  • Ma Kengue (Yola, Tiembla Tierra, Pandilanga, Mama Kengue) - spirit of wisdom and justice. This Mpungu is associated with La Virgin de las Mercedes & Obatala.
  • Sarabanda (Zarabanda, Rompe Monte) - deity of work and strength. Associated with Saint Peter, eq. Oggun.
  • "Lucero" (Mpungo Luufu) - Spirit who sparks communication between the veils of the world.

Grave desecration[edit]

Palo has been linked to a rash of grave robbing in Venezuela. Residents report that many of the graves at Caracas' Cementerio General del Sur have been pried open to have their contents removed for use in Palo ceremonies.[2] In Newark, New Jersey, a Palo follower was found to have the remains of at least two dead bodies inside pots within the basement, along with items looted from one of the tombs.[3]

References[edit]

  1. ^ ""Jewish" and "Christian" Palo in Cuba". 
  2. ^ Romero, Simon (2009-12-11). "Palo (Religion) In Venezuela, Even Death May Not Bring Peace". The New York Times. Retrieved 2010-05-21. 
  3. ^ William Mcgowan (November 8, 2002). "Resting Without Peace". Wall Street Journal. "Just a month ago, Newark police raided the scruffy tenement at Central and Norfolk.
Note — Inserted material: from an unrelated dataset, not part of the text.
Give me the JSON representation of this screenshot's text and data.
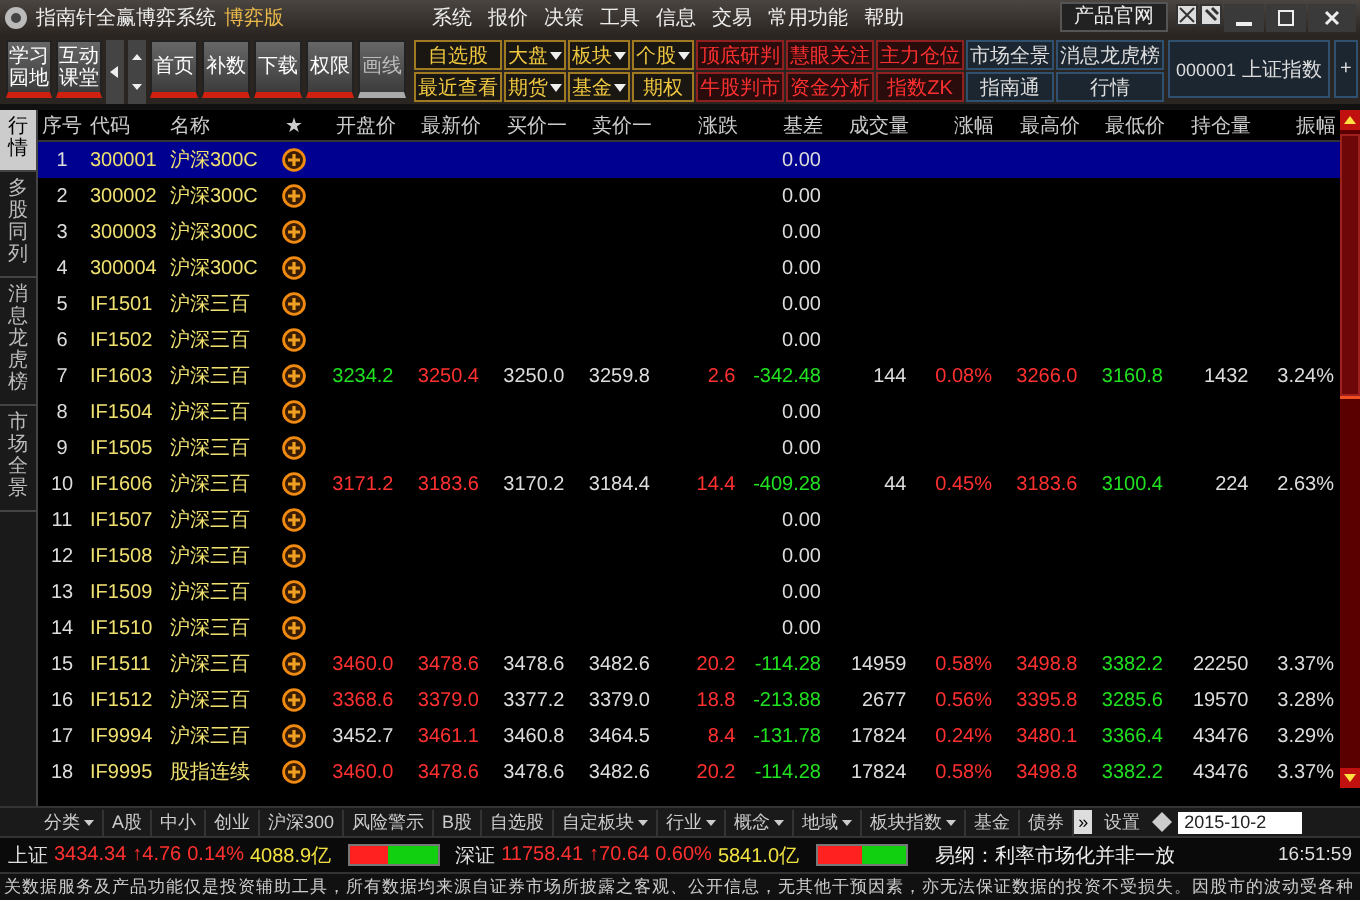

Inside a basement worship room, 10-gallon Palo pots held at least two sets of human remains, including two skulls. ..." 

Further reading[edit]

  • Lydia Cabrera. 1993 "El Monte". La Habana: Editorial Letras Cubanas.
  • Lydia Cabrera. "Palo Monte Mayombe: Las Reglas de Congo" .
  • Lydia Cabrera. "La Regla Kimbisa del Santo Cristo del Buen Viaje".
  • Jesús Fuentes Guerra and Armin Schwegler 2005.Lengua y ritos del Palo Monte Mayombe:...
  • Natalia Bolívar Aróstegui. "Ta Makuenda Yaya"
  • Miguel Barnet. "AfroCuban Religions".
  • Robert Farris Thompson. "Flash of the Spirit".
  • Jeff Lindsay. "Dexter in the Dark". 2007.
  • Nicholaj De Mattos Frisvold. "Palo Mayombe, The Garden of Blood & Bones". 2010
  • Todd Ramon Ochoa. "Society of the Dead: Quita Managuita and Palo Praise in Cuba" University of California Press, 2010.

External links[edit]